The site of Santa Maria del Popolo was believed to be haunted by demons and so in 1099 Pope Paschal II built a chapel there to dispel them.
According to legend, Santa Maria del Popolo occupies the site of a garden where the ashes of the hated Emperor Nero were scattered. The site was still believed to be haunted by demons 1,000 years later; in 1099 Pope Paschal II built a chapel there to dispel them. Nearly four centuries later, beginning in 1472, Pope Sixtus IV rebuilt the chapel as a church.
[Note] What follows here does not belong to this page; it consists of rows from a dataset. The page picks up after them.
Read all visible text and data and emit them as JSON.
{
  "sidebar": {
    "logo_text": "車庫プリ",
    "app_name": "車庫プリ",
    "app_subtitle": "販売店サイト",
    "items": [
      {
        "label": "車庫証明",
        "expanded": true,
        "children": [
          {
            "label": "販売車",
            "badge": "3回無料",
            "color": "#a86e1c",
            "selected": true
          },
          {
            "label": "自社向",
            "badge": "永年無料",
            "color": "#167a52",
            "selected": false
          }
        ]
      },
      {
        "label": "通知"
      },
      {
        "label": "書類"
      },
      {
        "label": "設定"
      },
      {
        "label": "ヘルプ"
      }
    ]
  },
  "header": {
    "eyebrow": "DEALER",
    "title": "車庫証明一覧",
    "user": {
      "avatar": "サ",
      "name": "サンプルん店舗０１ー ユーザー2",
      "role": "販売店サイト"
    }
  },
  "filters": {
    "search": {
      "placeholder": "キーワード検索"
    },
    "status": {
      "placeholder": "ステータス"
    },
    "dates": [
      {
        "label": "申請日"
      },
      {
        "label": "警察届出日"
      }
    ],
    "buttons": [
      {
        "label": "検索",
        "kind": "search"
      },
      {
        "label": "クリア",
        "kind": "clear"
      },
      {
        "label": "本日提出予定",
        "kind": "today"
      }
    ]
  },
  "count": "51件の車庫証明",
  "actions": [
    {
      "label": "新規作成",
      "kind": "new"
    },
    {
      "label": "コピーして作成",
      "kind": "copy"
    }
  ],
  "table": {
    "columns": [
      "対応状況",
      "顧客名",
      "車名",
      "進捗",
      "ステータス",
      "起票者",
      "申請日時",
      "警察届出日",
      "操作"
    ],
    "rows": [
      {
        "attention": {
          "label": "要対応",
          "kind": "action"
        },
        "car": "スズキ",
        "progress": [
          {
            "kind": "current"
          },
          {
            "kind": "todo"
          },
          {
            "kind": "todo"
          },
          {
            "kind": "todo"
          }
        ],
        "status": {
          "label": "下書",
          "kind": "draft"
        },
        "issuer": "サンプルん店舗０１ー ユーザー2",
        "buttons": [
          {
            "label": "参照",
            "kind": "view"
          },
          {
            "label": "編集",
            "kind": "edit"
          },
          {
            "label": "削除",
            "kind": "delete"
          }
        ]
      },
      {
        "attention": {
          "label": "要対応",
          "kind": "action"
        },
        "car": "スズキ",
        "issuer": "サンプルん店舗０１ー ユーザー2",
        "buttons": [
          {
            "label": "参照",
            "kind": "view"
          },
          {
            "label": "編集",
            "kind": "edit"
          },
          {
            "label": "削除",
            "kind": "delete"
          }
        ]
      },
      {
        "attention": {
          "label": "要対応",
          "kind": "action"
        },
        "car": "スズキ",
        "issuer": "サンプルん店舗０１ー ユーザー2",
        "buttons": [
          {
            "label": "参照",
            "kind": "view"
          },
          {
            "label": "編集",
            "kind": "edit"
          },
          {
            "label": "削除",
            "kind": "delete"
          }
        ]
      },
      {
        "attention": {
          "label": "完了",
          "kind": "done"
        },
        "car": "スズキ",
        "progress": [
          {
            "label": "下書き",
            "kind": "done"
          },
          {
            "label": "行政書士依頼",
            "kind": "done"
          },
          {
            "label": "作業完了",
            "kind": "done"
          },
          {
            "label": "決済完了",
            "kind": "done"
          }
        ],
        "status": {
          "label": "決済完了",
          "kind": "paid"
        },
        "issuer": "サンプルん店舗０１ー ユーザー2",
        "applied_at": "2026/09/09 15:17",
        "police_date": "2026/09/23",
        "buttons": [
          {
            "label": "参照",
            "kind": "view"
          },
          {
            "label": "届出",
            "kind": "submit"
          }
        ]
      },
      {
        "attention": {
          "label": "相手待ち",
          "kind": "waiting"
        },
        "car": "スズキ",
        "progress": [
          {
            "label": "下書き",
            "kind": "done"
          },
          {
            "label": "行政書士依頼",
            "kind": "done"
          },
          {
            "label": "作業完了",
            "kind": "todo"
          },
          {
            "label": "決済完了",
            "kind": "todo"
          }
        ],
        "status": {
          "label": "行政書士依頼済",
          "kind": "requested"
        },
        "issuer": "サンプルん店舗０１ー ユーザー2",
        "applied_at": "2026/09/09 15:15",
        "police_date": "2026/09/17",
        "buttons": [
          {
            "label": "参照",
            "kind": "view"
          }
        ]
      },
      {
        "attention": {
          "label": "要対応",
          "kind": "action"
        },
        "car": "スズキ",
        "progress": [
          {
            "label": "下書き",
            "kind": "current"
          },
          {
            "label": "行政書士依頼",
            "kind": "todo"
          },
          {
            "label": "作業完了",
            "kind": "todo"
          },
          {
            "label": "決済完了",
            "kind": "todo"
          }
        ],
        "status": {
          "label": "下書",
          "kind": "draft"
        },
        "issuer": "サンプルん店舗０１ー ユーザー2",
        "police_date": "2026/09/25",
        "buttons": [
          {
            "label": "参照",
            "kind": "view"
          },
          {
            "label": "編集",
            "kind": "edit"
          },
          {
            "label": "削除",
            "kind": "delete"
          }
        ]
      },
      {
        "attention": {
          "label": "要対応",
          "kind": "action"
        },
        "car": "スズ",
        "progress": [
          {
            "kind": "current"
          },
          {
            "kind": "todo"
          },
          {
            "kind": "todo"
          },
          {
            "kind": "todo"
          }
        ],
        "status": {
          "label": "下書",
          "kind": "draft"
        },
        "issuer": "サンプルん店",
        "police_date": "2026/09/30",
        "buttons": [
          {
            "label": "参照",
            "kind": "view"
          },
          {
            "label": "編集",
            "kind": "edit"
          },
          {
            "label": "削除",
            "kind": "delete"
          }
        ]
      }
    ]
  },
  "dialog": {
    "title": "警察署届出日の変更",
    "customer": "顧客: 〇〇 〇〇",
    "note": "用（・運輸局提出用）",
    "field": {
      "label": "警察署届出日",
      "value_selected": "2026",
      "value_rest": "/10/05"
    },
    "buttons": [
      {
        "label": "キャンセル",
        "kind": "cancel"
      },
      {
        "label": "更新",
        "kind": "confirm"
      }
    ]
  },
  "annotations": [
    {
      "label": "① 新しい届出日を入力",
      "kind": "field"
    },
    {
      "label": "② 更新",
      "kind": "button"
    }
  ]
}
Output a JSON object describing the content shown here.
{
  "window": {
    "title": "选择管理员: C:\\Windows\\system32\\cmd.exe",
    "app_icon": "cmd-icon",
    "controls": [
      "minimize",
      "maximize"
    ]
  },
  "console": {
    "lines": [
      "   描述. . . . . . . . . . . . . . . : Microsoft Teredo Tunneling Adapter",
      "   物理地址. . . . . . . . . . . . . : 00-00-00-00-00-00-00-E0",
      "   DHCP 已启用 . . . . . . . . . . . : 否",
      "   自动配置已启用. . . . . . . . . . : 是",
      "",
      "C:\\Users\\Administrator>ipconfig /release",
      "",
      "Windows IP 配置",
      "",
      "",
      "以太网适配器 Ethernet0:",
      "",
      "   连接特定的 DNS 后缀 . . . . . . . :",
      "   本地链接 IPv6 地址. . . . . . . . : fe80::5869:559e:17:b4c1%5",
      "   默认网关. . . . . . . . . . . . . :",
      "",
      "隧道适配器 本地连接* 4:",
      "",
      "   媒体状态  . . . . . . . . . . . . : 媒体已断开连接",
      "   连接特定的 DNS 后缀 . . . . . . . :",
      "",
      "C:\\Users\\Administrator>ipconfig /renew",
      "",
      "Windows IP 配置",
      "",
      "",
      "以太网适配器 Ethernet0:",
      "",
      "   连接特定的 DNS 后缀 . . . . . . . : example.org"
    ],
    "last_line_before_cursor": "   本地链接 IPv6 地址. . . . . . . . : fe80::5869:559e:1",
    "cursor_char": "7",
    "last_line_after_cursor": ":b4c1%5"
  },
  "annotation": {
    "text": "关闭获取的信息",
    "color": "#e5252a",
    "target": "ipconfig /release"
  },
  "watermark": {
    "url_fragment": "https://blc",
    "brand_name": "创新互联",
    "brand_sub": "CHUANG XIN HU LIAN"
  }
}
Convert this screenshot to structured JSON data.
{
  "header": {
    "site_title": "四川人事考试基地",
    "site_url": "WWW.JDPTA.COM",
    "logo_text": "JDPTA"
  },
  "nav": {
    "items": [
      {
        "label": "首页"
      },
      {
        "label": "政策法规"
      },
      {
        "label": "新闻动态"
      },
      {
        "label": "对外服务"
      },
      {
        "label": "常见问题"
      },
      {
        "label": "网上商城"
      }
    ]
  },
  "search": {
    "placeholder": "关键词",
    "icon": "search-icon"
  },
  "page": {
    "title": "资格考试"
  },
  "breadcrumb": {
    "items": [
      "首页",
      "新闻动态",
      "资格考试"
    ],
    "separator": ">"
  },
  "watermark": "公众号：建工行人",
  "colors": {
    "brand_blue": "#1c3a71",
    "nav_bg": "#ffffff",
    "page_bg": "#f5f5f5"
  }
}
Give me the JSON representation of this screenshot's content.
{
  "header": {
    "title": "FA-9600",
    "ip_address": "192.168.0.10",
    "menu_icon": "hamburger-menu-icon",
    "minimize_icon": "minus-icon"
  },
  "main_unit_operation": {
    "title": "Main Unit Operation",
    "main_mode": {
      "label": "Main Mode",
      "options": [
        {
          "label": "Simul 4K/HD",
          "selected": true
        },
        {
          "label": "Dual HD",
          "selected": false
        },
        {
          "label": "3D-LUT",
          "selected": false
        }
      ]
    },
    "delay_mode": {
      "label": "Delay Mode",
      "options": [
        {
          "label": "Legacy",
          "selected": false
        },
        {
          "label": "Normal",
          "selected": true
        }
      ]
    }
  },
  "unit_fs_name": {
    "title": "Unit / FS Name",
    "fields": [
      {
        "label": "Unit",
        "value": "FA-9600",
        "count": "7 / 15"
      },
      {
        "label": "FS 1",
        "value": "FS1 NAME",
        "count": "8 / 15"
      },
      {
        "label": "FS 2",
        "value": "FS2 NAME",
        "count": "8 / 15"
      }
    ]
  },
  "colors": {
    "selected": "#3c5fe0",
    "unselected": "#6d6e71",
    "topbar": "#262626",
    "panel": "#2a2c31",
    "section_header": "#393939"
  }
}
In the choir (behind the high altar, ask the custodian for permission to pass beyond the curtain) are, unusually for Rome, stainedglass windows, a northern touch created by French artist Guillaume de Marcillat in 1509. The apse itself was designed by Bramante, while the choir ceiling and first and third chapels in the right aisle were frescoed by Pinturicchio, the favourite artist of the Borgias. In Pinturicchio’s exquisite works (1508-10), the Virgin and a host of saints keep company with some very pre-Christian sibyls. Most intriguing is the Chigi Chapel, designed by Raphael for wealthy banker Agostino Chigi. The mosaics in the dome depict God creating the sun and the seven planets, and Agostino’s personal horoscope: with binoculars you can just about make out a crab, a bull, a lion and a pair of scales.
The church’s most gawped-at possessions, however, are the two masterpieces by Caravaggio to the left of the main altar, in the Cerasi Chapel. On a vast scale, and suffused with lashings of the maestro’s particular light, they show the martyrdom of St Peter and the conversion of St Paul.
|Venue name:||Santa Maria del Popolo|
Piazza del Popolo, 12
00187 Roma RM
|Opening hours:||n 7am-noon, 4-7pm Mon-Thur; 7am-7pm Fri, Sat; 7.30am-1.30pm, 4.30-7.30pm Sun.|